Responding to an activity in the Future Learn open, MOOC from Web Sciences and the University of Southampton.
I use an iPhone, iPad, iMac and mini Mac. Nuts I know, but rotate or mix between them all across 24 hours depending where I am.
Due to current family hiatus something is always on so that whether it is a text message, Facebook message or email I can respond. Births, marriages and death are real and current reasons to feel that the private tendrils of connectivity are vital and vibrant, indeed with immediate family ages 6 to 87 all but a couple probably have a smart device in their pocket or at their fingertips as I type. Locations: all four corners of the UK, Cape Town, California and New Zealand. Sharing this and other FutureLearn programmes with some of them (10 nephews and nieces, three siblings, in-laws, step-parents and cousins).
What kind of sites do you visit most?
In the last 24 hours I have found, researched, priced and purchased a car. Vital as for family reasons we are going to be spending a good deal of time split between more than one household – not far in global terms or even for many living say in North America, but 137 miles with the M25 in between is a distance that can either take 2 ½ hours to cover of 4 or 5 hours.
Two days ago I posted a ‘Tutor Marked Assignment’ to the Open University module I am doing, aptly called The networked practitioner.
With that deadline met I have space to do other things. This includes, and it is not recognised here, is a regular two to three hours reading and note taking for a Masters degree in History. This traditional distance course is all books, reading and a monthly face-to-face day of lectures, seminars and tutorial – not having any, or much, online existence it is in e-learning and in 21st century terms ‘dead in the digital ocean of Web 2.0 learning’.
I have blogged since 1999 and in WordPress since 2007. The blog is many things: an e-portfolio, a niche social network, a platform for my current and sometimes considered thinking on a range of topics which currently include, in a blog each: e-learning, and the First World War – with previous content on creative writing, parenting, swim coaching – even books of condolences when a colleague has passed away, and ditto for my own parents.
What kinds of service do they provide you?
This snapshot shows how I use Which? online to make a purchase decision, then use online banking to manage funds, and to check and purchase, in this case, car insurance. I blog niche topics, no longer a journal as such though I kept a diary for a couple of decades. If I took that up again it would be forever ink on paper to avoid the risk of content being stored and thus made available to anyone forever. I live online, learning online but also active in social network, more professionally in LinkedIn groups, less so in Google hangouts and strictly for immediate family and friends on Facebook.

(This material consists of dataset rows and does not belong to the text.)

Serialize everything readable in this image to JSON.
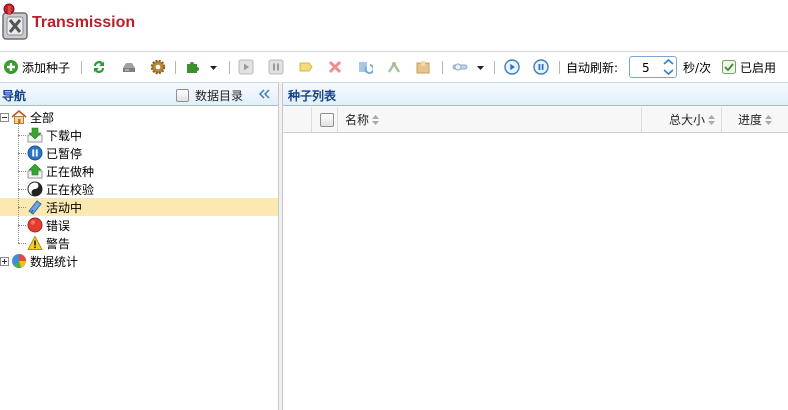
{
  "app": {
    "title": "Transmission"
  },
  "toolbar": {
    "add_torrent_label": "添加种子",
    "auto_refresh_label": "自动刷新:",
    "refresh_interval": "5",
    "interval_unit": "秒/次",
    "enabled_label": "已启用",
    "enabled_checked": true
  },
  "nav": {
    "title": "导航",
    "data_dir_label": "数据目录",
    "items": [
      {
        "label": "全部",
        "icon": "home-icon"
      },
      {
        "label": "下载中",
        "icon": "download-icon"
      },
      {
        "label": "已暂停",
        "icon": "pause-icon"
      },
      {
        "label": "正在做种",
        "icon": "upload-icon"
      },
      {
        "label": "正在校验",
        "icon": "yin-yang-icon"
      },
      {
        "label": "活动中",
        "icon": "activity-icon"
      },
      {
        "label": "错误",
        "icon": "error-icon"
      },
      {
        "label": "警告",
        "icon": "warning-icon"
      },
      {
        "label": "数据统计",
        "icon": "pie-chart-icon"
      }
    ],
    "selected": "活动中"
  },
  "torrent_list": {
    "title": "种子列表",
    "columns": [
      "名称",
      "总大小",
      "进度"
    ],
    "rows": []
  },
  "colors": {
    "brand": "#b8202a",
    "header_text": "#15428b",
    "selection": "#fce8b1"
  }
}
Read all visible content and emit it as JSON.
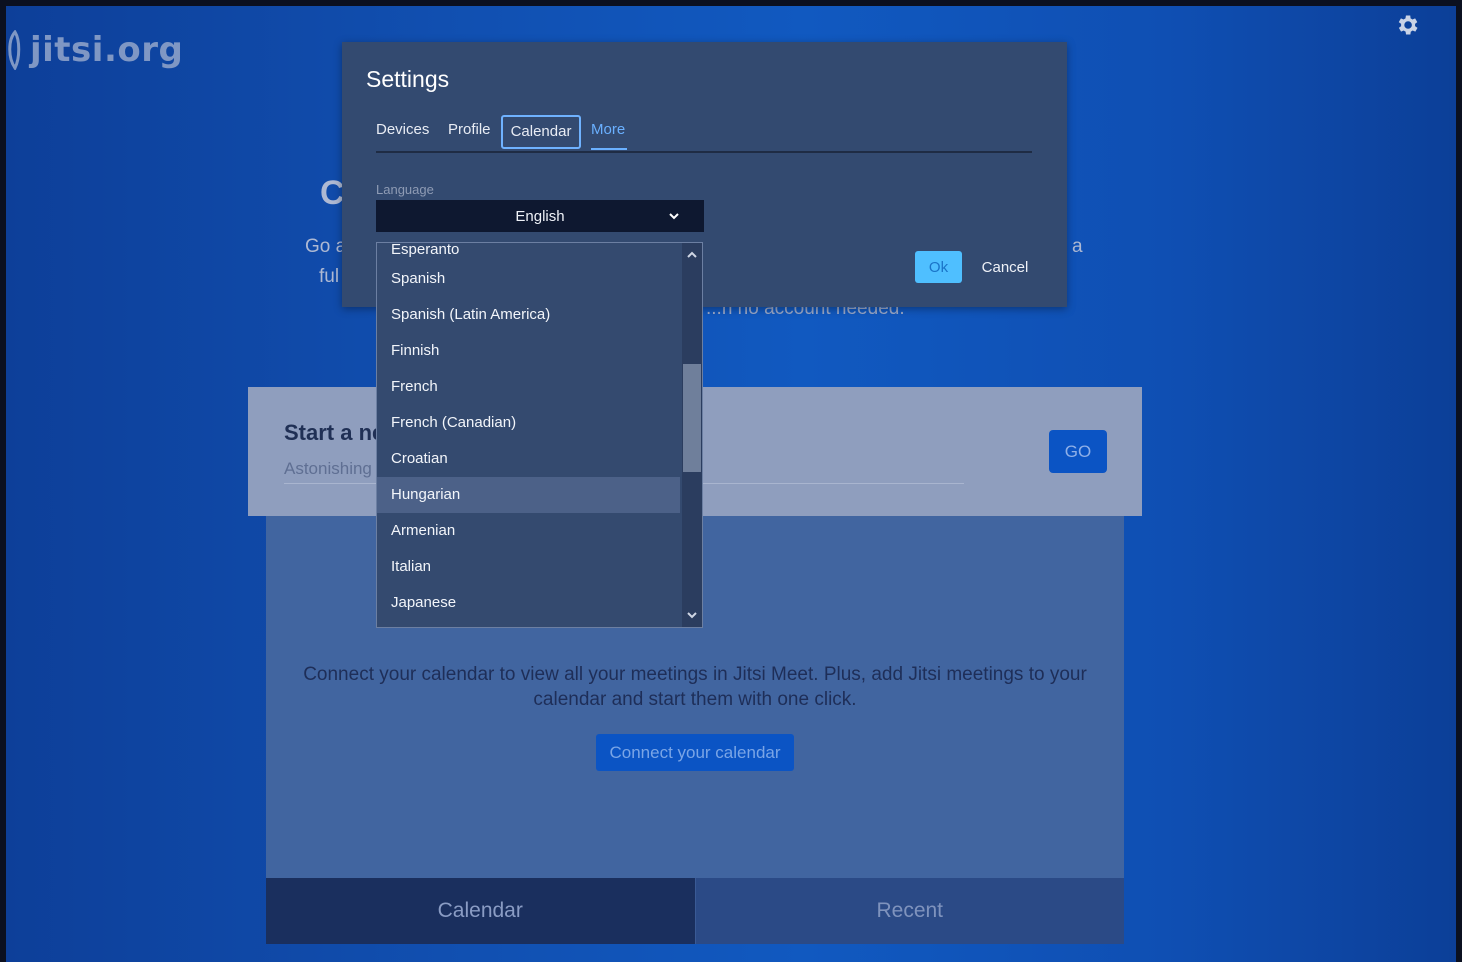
{
  "brand": {
    "logo_text": "jitsi.org"
  },
  "header": {
    "settings_icon": "gear-icon"
  },
  "hero": {
    "title_fragment": "C",
    "line1_fragment": "Go a",
    "line2_fragment": "ful",
    "line1_tail_fragment": "a",
    "line3_tail_fragment": "...n no account needed."
  },
  "welcome": {
    "title_fragment": "Start a ne",
    "room_placeholder": "Astonishing",
    "go_label": "GO"
  },
  "calendar_panel": {
    "description": "Connect your calendar to view all your meetings in Jitsi Meet. Plus, add Jitsi meetings to your calendar and start them with one click.",
    "connect_label": "Connect your calendar"
  },
  "bottom_tabs": {
    "calendar": "Calendar",
    "recent": "Recent"
  },
  "settings": {
    "title": "Settings",
    "tabs": {
      "devices": "Devices",
      "profile": "Profile",
      "calendar": "Calendar",
      "more": "More"
    },
    "language_label": "Language",
    "language_value": "English",
    "ok_label": "Ok",
    "cancel_label": "Cancel",
    "languages": [
      "Esperanto",
      "Spanish",
      "Spanish (Latin America)",
      "Finnish",
      "French",
      "French (Canadian)",
      "Croatian",
      "Hungarian",
      "Armenian",
      "Italian",
      "Japanese"
    ],
    "hovered_language": "Hungarian"
  },
  "colors": {
    "accent": "#4fbfff",
    "primary_button": "#0b54c4",
    "dialog_bg": "#334a70"
  }
}
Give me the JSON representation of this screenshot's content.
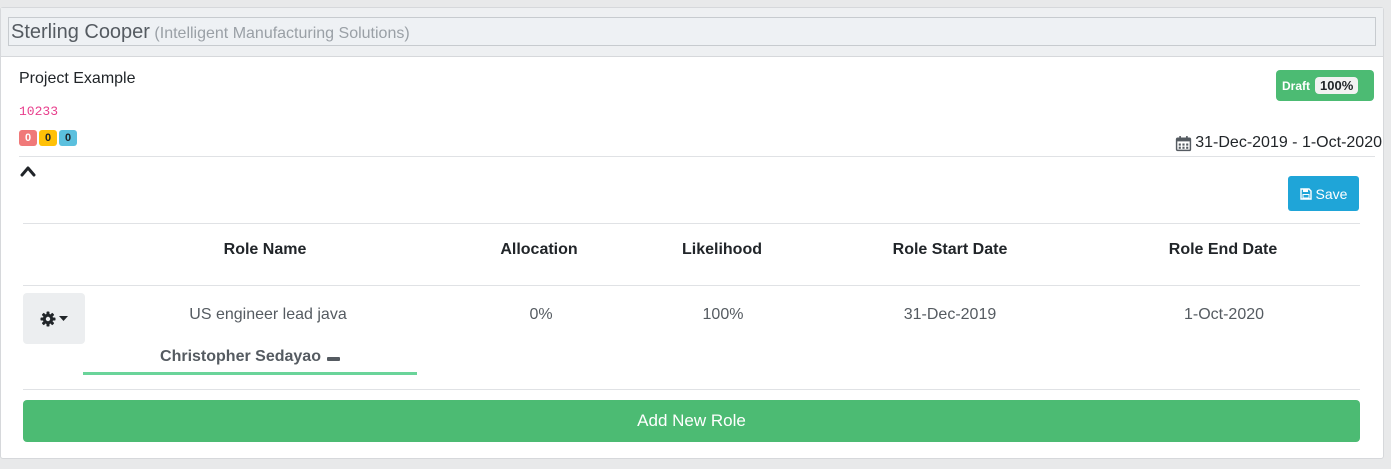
{
  "header": {
    "company": "Sterling Cooper",
    "subtitle": "(Intelligent Manufacturing Solutions)"
  },
  "project": {
    "title": "Project Example",
    "code": "10233",
    "badges": [
      "0",
      "0",
      "0"
    ],
    "status_label": "Draft",
    "status_percent": "100%",
    "date_range": "31-Dec-2019 - 1-Oct-2020"
  },
  "toolbar": {
    "save_label": "Save"
  },
  "table": {
    "headers": [
      "Role Name",
      "Allocation",
      "Likelihood",
      "Role Start Date",
      "Role End Date"
    ],
    "rows": [
      {
        "role_name": "US engineer lead java",
        "allocation": "0%",
        "likelihood": "100%",
        "start_date": "31-Dec-2019",
        "end_date": "1-Oct-2020",
        "assignee": "Christopher Sedayao"
      }
    ]
  },
  "actions": {
    "add_role_label": "Add New Role"
  },
  "colors": {
    "green": "#4cbb73",
    "save_blue": "#1fa5d8",
    "badge_red": "#f07979",
    "badge_yellow": "#ffc107",
    "badge_blue": "#5bc0de",
    "code_pink": "#e83e8c"
  },
  "icons": [
    "calendar-icon",
    "chevron-up-icon",
    "floppy-disk-icon",
    "gear-icon",
    "caret-down-icon",
    "minus-icon"
  ]
}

Recently, having been an e-learning evangelist and purist I am happily returning to reading books and taking notes – though my preference is to have the eBook for all the tricks and habits I have developed highlighting, grabbing, bookmarking, sharing and noting stuff as I read. I will photo printed pages to mash-up and annotate rather than mark the printed page.
What interests of yours and what areas of your life is the Web involved in, or not involved in?
Over a decade ago a small band of us debated privacy and presence online and opted for considerable exposure – in those innocent days testing the water of spilling the contents of our brains to each other, to strangers, felt revolutionary and ahead of the curve. Though this ‘behaviour’ has changed I continue to blog continuously, and to join in multiple forums as my approach to learning, like language learning, is to immerse yourself in it. Given a background in TV and video production my ‘moving image’ pressence has been limited to excerpts from professional work. I feel I will be embracing DIY production once more iminently – a tough adjustment as I came through the production ranks nearly three decades ago learning the practicalities of video shooting and editing and coming to rely on others to do this rather than as I did in the earliest part of my career doing it all myself. We live in a DIY ‘user generated’ culture were authenticity means you shot and edited the content yourself. All that I need to refresh or learn can be found online, much of it for free.
Academically I am venturing towards academia as an observer of how others behave because of what the Web affords, though my inclination as a ‘doer’ and participant might simply see my blogging turning into a broadcast – I have a drama-reconstruction project related to the First World War ‘in development’.